How well we do with our product – the space – results in our commercial success or failure. Lease negotiations are always critical. In very buoyant times, when disposable income across the nation is high, we have a slight advantage; our space becomes more valuable. In leaner times, the retailer has an advantage, our space becomes less valuable. That’s the nature of the game. It’s always been so; it’s called a market economy. We don’t live in an authoritarian or controlled state; business is competitive.
Yet generally speaking, relationships between landlords and retailers have always been sound. Each party has recognised the commercial objectives of the other. At the end of a lease negotiation, it’s likely that each party thinks they might have done better; compromise is the key. Some make greater concessions, others less, but the principle of ‘win-win’ is always the understood objective, and that forms the basis of the relationship.
Of course, it doesn’t always run smoothly; wars, natural disasters, global financial crises, upset the norm. When such occur, co-existence, mutual understanding and unity are the paramount requisites. Division is mindless, ruinous and destructive.
COVID-19 has placed us in a uniquely testing time. Without warning, it has confronted us with the most serious threat to our general well-being since the Second World War. In our industry, division has reared its ugly head; it is time for it to end. Parts (and only parts) of the retail industry have adopted a divisive strategy; it’s been led by Premier Investments, which has championed a ‘percentage rent’ adoption. It has gained some momentum; commentators and other retailers have seen it as a possibly valid solution. It’s a spurious issue that makes no positive contribution to the overall problem at all; it is simply a strategy to gain the upper hand and a commercial advantage, when what is needed is equal suffering.
On the landlord side, some $1.6 billion has been allocated for lost rental revenue; massive expenditure on other aspects of centre management and operations has occurred. This loss of revenue, the closure of centres, the disruption, has resulted in massive asset value reductions which, in turn, have been reflected in the share price plunges of all major shopping centre owners. The ASX figures show it clearly.

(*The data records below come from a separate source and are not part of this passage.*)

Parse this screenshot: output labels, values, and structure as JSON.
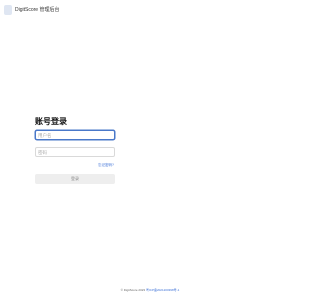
{
  "header": {
    "app_name": "DigitScore 管理后台"
  },
  "login": {
    "title": "账号登录",
    "username_placeholder": "用户名",
    "password_placeholder": "密码",
    "forgot_label": "忘记密码?",
    "submit_label": "登录"
  },
  "footer": {
    "copyright": "© DigitScore 2023 ",
    "icp_link": "粤ICP备2021200398号-1"
  },
  "colors": {
    "accent": "#4a78c9",
    "link": "#3b6fd6",
    "button_bg": "#eeeeee"
  }
}
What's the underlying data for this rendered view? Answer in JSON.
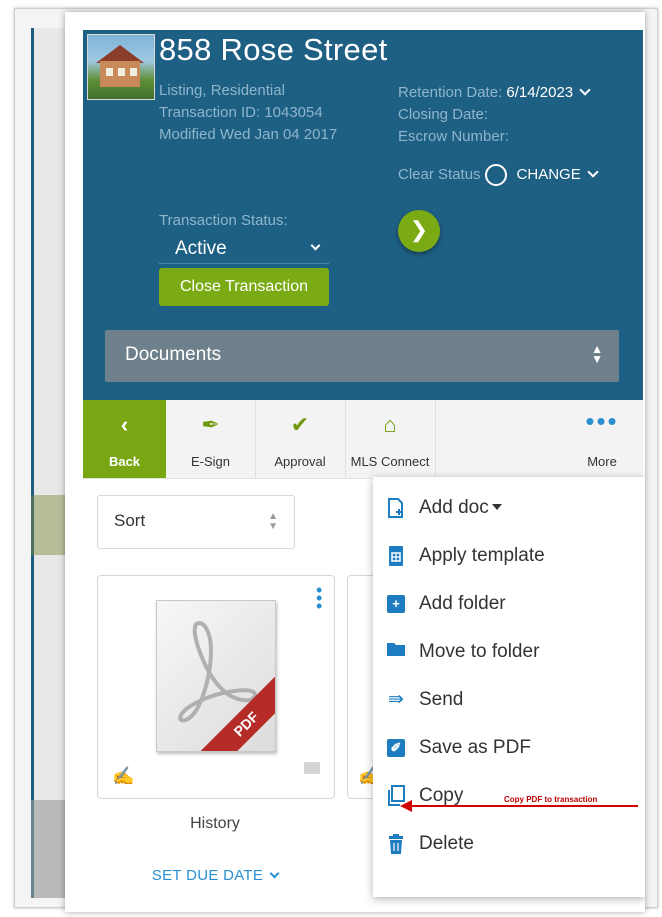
{
  "header": {
    "address": "858 Rose Street",
    "listing_type": "Listing, Residential",
    "transaction_id": "Transaction ID: 1043054",
    "modified": "Modified Wed Jan 04 2017",
    "retention_label": "Retention Date:",
    "retention_value": "6/14/2023",
    "closing_date_label": "Closing Date:",
    "escrow_label": "Escrow Number:",
    "clear_status_label": "Clear Status",
    "change_label": "CHANGE",
    "go_icon": "chevron-right-icon",
    "transaction_status_label": "Transaction Status:",
    "transaction_status_value": "Active",
    "close_transaction_label": "Close Transaction",
    "documents_label": "Documents"
  },
  "toolbar": {
    "items": [
      {
        "label": "Back",
        "icon": "chevron-left-icon"
      },
      {
        "label": "E-Sign",
        "icon": "pen-icon"
      },
      {
        "label": "Approval",
        "icon": "check-circle-icon"
      },
      {
        "label": "MLS Connect",
        "icon": "house-icon"
      },
      {
        "label": "More",
        "icon": "ellipsis-icon"
      }
    ]
  },
  "content": {
    "sort_label": "Sort",
    "card_name": "History",
    "card_badge": "PDF",
    "set_due_date_label": "SET DUE DATE"
  },
  "menu": {
    "items": [
      {
        "label": "Add doc",
        "icon": "add-document-icon"
      },
      {
        "label": "Apply template",
        "icon": "template-icon"
      },
      {
        "label": "Add folder",
        "icon": "add-folder-icon"
      },
      {
        "label": "Move to folder",
        "icon": "folder-icon"
      },
      {
        "label": "Send",
        "icon": "send-arrow-icon"
      },
      {
        "label": "Save as PDF",
        "icon": "pdf-icon"
      },
      {
        "label": "Copy",
        "icon": "copy-icon"
      },
      {
        "label": "Delete",
        "icon": "trash-icon"
      }
    ]
  },
  "annotation": {
    "text": "Copy PDF to transaction"
  },
  "colors": {
    "header_bg": "#1e5f84",
    "accent_green": "#7bab14",
    "link_blue": "#2a8fd0",
    "annotation_red": "#d00000"
  }
}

In contrast, Premier Investment’s share price five years ago was below $12.00. During the last five-year period, it has risen to $18.58; an increase in excess of 56%. During the COVID year, it has risen from $15.00 to $18.58; an increase of 19.23%. Not bad in a year of crisis (time of writing September 11).
Some might opine this is spurious reasoning. It may well be, but it is no more spurious than the reasoning for change of lease from fixed, to percentage rent. If I had bought a pair of jeans in a Premier shop last year, then taken them back after COVID requesting a price reduction in light of my now reduced circumstances, I wonder what answer would have been forthcoming?
This is not a time for opportunism; it’s not a time for ‘winning’; it’s not a time for gaining advantage. It is most definitely not a time for division.
Let’s not cloud the issue here. The shopping centre industry and the retail industry ought to draw on their history. Yes, we’ve had battles and we always will; that, as previously stated, is the nature of our relationship. But in winning a battle, neither of us has lost the war. Both our industries have had a good run over the past 50-odd years. This is the biggest crisis either of us has faced. We are both going to lose, as is every other person in this country. Let’s pull together and lose as little as we can.